* **What you will do**: Please find all lines in the data that hold the string "modified" and copy them.

Recorded information Start Marker

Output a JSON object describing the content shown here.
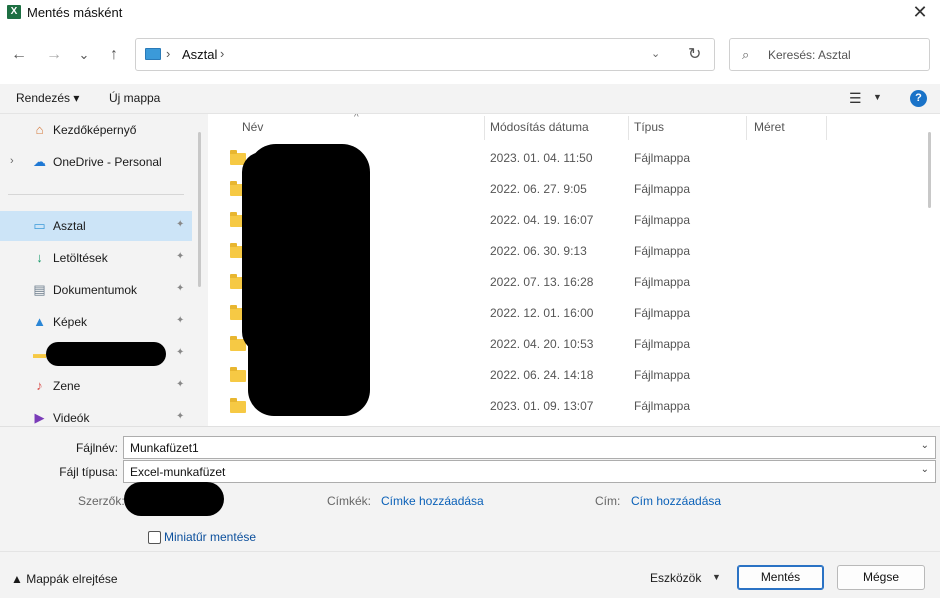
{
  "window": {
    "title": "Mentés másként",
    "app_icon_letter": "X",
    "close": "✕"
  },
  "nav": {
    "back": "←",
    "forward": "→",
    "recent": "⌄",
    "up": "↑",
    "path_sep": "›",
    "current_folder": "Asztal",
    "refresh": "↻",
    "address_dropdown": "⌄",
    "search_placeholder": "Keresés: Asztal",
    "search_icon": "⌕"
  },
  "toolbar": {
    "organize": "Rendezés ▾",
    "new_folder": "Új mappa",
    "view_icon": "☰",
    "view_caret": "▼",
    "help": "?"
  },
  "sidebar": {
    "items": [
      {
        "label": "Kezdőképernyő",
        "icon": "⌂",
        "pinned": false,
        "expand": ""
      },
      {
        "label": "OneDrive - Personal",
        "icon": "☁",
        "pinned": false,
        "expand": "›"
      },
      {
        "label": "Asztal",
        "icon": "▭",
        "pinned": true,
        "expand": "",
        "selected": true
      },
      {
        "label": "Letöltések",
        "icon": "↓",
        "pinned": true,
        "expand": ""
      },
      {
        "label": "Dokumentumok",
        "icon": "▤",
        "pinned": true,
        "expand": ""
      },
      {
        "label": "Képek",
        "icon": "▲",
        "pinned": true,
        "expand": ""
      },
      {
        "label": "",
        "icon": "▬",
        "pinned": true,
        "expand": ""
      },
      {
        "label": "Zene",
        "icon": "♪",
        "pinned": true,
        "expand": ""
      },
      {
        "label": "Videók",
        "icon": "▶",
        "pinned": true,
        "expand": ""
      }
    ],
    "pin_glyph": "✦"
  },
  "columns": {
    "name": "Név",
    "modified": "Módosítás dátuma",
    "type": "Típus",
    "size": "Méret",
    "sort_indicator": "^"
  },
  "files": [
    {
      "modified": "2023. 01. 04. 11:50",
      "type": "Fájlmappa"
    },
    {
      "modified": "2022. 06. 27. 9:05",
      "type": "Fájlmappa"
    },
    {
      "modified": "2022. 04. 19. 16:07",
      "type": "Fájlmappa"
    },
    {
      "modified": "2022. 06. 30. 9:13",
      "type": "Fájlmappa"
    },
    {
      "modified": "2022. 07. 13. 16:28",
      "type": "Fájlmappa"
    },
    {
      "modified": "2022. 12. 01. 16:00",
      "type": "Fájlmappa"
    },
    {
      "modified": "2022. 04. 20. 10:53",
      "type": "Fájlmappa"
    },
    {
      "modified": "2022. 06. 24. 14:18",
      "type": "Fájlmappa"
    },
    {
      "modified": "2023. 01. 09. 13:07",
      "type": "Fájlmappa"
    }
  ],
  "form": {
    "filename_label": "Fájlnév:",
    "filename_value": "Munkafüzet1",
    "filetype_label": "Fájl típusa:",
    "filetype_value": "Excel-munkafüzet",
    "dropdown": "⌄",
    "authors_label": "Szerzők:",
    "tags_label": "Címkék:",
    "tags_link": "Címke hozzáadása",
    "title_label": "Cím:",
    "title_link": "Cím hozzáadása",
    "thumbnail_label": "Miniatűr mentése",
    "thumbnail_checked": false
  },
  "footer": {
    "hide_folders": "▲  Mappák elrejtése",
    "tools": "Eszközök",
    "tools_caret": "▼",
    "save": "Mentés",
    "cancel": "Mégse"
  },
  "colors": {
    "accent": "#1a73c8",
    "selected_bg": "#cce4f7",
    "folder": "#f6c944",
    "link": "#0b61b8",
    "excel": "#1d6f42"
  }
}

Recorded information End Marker
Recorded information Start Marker

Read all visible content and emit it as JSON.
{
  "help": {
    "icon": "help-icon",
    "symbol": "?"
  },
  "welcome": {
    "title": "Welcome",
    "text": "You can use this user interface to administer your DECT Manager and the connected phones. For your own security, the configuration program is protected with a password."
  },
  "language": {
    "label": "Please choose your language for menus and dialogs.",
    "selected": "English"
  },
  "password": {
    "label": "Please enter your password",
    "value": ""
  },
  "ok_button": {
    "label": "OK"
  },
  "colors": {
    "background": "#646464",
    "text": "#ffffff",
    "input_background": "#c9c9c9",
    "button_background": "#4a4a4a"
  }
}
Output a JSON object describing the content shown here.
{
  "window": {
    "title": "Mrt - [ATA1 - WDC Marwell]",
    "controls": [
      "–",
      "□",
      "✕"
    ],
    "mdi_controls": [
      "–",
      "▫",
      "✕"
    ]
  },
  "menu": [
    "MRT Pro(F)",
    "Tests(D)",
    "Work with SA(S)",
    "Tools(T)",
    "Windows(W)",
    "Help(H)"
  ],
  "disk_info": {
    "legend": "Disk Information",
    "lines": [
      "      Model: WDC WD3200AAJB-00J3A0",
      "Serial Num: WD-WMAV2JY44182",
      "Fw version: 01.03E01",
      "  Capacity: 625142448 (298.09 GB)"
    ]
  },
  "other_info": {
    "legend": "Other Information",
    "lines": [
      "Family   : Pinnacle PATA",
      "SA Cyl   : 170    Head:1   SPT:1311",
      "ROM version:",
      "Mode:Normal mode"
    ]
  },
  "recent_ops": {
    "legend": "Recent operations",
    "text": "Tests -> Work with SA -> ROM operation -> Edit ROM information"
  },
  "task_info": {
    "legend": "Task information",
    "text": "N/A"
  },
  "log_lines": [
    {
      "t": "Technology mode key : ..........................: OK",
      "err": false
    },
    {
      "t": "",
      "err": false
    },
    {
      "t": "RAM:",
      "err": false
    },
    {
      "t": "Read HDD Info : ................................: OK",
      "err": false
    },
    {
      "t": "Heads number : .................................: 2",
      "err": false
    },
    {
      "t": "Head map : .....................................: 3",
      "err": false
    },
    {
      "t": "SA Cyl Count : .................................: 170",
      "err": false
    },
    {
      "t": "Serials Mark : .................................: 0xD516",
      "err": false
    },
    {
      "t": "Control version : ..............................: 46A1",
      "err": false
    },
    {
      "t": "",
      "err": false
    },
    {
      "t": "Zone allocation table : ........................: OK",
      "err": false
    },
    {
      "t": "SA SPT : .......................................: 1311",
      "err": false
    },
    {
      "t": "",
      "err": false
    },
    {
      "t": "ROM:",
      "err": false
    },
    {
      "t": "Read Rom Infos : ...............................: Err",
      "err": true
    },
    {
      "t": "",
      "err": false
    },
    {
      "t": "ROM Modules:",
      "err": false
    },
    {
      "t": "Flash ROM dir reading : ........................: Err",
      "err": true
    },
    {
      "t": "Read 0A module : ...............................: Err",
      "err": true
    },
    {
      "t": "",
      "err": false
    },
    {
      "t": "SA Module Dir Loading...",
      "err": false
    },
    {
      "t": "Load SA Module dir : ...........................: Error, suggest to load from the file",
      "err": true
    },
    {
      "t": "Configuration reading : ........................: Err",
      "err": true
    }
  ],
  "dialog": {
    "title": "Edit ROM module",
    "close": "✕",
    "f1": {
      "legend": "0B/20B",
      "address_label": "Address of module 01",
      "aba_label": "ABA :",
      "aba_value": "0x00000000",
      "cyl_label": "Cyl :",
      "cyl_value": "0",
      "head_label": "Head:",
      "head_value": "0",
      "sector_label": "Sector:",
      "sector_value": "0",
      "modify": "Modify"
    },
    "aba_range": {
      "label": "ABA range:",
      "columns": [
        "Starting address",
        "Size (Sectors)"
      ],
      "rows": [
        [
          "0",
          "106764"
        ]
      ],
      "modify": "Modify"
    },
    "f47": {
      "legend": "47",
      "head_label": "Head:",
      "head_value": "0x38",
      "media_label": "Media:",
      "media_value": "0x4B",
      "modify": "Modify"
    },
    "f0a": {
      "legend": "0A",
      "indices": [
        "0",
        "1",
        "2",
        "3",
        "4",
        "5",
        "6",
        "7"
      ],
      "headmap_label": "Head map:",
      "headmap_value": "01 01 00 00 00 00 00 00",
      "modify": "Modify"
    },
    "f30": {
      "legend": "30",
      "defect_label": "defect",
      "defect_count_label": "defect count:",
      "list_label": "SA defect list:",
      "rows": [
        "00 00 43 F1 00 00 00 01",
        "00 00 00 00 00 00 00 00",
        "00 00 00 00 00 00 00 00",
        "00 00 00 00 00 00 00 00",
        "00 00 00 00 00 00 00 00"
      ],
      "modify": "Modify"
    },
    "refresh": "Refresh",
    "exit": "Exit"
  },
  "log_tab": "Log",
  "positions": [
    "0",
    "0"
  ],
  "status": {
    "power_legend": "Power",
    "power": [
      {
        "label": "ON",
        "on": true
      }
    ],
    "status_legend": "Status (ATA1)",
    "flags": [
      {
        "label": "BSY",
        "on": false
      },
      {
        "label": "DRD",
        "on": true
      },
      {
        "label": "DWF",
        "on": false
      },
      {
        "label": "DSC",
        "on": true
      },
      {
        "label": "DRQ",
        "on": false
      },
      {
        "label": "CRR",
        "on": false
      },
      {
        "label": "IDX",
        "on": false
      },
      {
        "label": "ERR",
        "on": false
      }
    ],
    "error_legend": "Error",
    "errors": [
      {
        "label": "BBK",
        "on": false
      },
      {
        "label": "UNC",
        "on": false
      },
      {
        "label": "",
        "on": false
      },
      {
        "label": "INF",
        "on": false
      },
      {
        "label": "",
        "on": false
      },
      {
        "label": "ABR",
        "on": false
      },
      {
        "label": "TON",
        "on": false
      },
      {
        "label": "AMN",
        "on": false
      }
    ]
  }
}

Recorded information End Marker
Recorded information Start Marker

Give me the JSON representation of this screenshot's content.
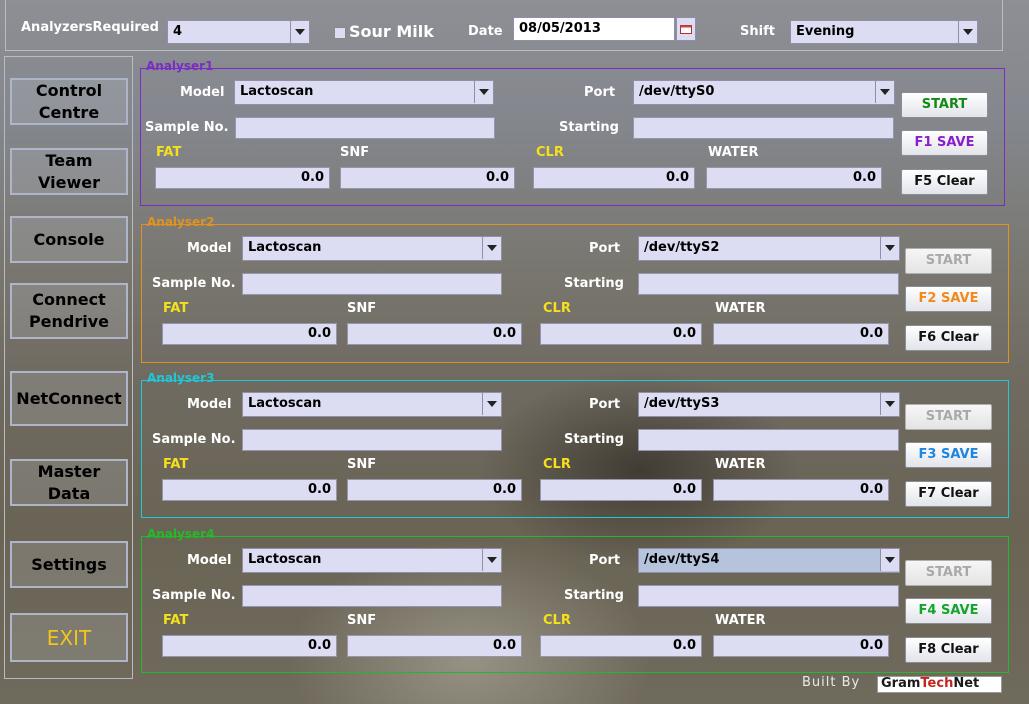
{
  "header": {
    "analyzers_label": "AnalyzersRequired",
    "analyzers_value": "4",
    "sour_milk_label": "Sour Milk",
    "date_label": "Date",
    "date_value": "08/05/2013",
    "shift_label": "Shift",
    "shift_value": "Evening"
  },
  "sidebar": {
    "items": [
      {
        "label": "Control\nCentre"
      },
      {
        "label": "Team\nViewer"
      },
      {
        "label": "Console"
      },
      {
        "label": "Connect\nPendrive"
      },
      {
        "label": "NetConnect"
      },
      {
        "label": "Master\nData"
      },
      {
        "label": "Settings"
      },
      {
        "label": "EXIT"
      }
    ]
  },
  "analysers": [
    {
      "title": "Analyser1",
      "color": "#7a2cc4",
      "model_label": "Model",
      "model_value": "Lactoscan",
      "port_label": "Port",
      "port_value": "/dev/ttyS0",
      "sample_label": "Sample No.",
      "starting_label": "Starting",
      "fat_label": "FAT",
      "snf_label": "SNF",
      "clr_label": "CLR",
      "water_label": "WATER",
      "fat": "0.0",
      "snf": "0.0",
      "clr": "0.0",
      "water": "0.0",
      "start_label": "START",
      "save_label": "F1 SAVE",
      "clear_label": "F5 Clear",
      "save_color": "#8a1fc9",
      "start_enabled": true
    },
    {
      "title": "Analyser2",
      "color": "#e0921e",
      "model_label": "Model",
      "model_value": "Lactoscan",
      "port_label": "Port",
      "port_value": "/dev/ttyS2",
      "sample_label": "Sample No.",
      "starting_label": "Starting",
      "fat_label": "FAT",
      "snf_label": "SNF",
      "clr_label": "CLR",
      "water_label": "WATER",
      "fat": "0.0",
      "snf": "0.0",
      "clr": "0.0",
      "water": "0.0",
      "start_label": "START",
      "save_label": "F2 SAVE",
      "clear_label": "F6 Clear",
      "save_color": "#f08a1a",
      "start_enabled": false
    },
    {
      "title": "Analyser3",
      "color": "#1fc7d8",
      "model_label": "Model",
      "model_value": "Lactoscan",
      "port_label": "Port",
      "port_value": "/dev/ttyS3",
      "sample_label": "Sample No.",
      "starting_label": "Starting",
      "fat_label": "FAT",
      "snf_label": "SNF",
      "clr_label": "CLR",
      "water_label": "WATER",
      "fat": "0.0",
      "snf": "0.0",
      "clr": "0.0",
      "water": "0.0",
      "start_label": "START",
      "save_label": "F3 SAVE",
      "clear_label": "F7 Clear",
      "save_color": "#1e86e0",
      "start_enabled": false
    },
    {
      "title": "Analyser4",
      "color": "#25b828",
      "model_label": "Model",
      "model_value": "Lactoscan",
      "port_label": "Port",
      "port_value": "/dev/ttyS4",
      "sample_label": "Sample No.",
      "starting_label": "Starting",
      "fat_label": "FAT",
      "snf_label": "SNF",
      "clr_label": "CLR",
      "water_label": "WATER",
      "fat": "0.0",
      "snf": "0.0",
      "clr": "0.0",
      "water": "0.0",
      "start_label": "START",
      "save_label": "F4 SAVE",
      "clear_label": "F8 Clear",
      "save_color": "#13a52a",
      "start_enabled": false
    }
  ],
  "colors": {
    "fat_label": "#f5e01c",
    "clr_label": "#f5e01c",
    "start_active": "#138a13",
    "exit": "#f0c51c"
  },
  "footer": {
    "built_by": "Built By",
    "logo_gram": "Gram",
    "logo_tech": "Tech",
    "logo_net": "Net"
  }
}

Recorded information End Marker

* **Solved exercise**:
    "modified": "Módosítás dátuma",
      "modified": "2023. 01. 04. 11:50",
      "modified": "2022. 06. 27. 9:05",
      "modified": "2022. 04. 19. 16:07",
      "modified": "2022. 06. 30. 9:13",
      "modified": "2022. 07. 13. 16:28",
      "modified": "2022. 12. 01. 16:00",
      "modified": "2022. 04. 20. 10:53",
      "modified": "2022. 06. 24. 14:18",
      "modified": "2023. 01. 09. 13:07",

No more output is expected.